1. Teahuroa, Toau Atoll On the southeastern side of Toau atoll, enter Otugi Pass and turn left. Avoiding coral heads, go as far as you dare with a high sun. About a mile down on the left is a beautiful romantic little beach. At night we hunted for coconut crabs on one of the small inter atoll islands — delicious on a beach BBQ.
You may need to transit the Fakarava atoll from the north as the south pass can only be entered with a draught less than 2.5 metres. The south pass itself boasts one of the best dives in the world — we were there for a shark-feeding frenzy under a full moon when the gropers spawn their eggs in mid-July. But it is a fantastic place to snorkel or dive year-round.
Rangiroa atoll is one of the world’s largest natural aquariums and should be top of every diver’s bucket list. You must transit the fast flowing and narrow Tiputa Pass to approach the main anchorage (just to the right once through) where Pacific bottlenose dolphins jump alongside the boat. The current roars in and out, so make sure you enter on a slack tide.

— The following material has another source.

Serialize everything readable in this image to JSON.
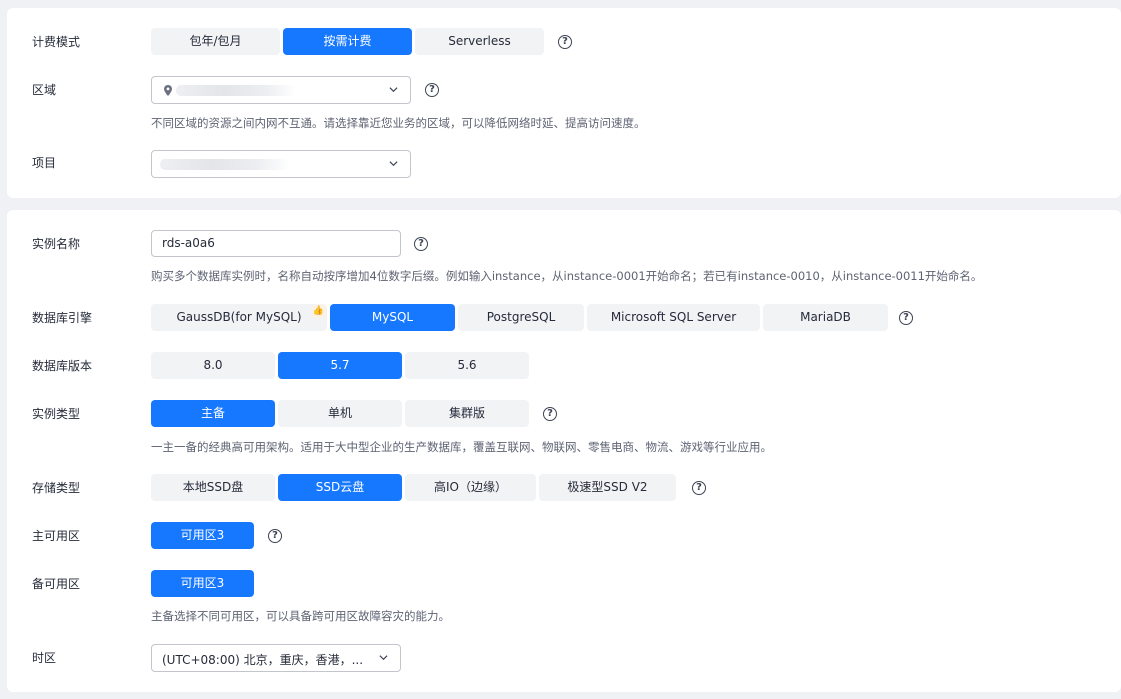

Toau has only a handful of inhabitants — just 18 in 2012. On the western side there is a “false pass” which, rather than cutting all the way through, creates a beautiful day anchorage. At 50m we had only about 10m from the stern to the reef. Guests love snorkelling off the yacht on to the reef and you can pick up crayfish for lunch.
Take the north pass into Apataki atoll and turn left for an anchorage with a beautiful white sand beach. The water drops straight off to around 15m down a hard coral wall, making it perfect for snorkelling directly off the beach.
Tempted to visit the region? Don't miss our guide to eight days discovering French Polynesia by superyacht.